First, the withdrawal of high-value currency notes paralysed Surat as its economy is largely cash-based involving small processors and migrant employees.
Then GST rendered a big blow to textile processors, whose cost increased sharply along with compliance burden.
As if this were not enough, polyester yarn prices increased six to eight per cent in the past one month and 12 to 15 per cent in the past three months.
The total cost increase since January has been put at over 30 per cent. This is happening at a time when fabric demand is low. Demand is expected to revive only when the festive season begins a few months later.
Shifts in Surat power loom co-operatives have been reduced. This has led to a fall in production. It is estimated that post GST, there has been a fall in Surat synthetic fabric production by a third.
Since yarn is not woven, and fabric is not produced, job workers do not have much processing work.
Following the rise in crude oil prices, prices of petrochemicals are also rising. These are raw materials for producing polyester yarn used by Surat-based power looms.

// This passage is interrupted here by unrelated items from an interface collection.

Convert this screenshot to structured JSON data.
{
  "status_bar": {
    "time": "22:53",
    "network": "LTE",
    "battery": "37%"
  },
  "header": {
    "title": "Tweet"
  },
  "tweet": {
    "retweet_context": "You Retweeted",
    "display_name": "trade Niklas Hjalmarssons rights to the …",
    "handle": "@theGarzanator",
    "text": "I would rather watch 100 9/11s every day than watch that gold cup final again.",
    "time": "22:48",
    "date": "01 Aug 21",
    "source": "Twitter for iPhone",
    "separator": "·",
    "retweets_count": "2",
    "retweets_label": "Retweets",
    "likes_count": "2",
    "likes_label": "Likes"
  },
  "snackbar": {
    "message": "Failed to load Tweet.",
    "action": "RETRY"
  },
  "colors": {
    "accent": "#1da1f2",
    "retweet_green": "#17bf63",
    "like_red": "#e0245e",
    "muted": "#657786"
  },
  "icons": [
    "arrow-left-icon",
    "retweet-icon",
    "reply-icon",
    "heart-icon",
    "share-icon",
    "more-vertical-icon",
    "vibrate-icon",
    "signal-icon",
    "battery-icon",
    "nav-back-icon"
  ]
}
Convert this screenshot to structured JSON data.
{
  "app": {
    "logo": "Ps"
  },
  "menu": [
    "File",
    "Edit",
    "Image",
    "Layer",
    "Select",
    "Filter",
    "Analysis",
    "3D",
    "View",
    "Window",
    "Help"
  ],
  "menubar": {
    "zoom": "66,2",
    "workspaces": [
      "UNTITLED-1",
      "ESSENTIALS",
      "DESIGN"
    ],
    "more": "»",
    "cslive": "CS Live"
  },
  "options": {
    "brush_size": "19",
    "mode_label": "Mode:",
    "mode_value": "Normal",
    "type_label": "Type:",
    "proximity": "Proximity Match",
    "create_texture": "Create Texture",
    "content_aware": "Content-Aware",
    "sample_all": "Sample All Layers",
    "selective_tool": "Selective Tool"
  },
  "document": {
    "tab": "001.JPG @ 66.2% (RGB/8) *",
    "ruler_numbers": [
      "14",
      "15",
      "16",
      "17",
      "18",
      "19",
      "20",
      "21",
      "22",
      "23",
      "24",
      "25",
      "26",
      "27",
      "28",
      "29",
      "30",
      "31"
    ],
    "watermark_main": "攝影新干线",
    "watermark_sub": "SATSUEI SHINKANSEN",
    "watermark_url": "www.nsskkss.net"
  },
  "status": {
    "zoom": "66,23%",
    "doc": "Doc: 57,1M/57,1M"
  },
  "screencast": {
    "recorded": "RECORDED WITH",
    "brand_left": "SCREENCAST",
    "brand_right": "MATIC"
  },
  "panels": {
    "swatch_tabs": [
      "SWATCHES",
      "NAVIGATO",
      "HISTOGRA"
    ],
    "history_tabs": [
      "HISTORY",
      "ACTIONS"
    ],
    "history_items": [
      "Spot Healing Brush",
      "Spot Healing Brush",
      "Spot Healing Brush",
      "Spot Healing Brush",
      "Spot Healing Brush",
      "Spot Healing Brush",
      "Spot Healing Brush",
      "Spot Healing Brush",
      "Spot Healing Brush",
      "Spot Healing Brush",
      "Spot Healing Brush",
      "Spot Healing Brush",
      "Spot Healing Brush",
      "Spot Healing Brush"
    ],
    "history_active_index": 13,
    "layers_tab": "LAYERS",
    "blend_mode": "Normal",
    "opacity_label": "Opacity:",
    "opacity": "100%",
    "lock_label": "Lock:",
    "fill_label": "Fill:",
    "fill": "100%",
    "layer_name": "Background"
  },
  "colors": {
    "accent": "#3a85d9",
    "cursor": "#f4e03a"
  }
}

Power looms have another problem. Synthetic fabric has five per cent GST but yarn attracts 12 per cent GST. This means that when selling fabrics loom units will not be able to claim full GST paid of yarn and hence a huge amount of unused tax credit will remain in their books.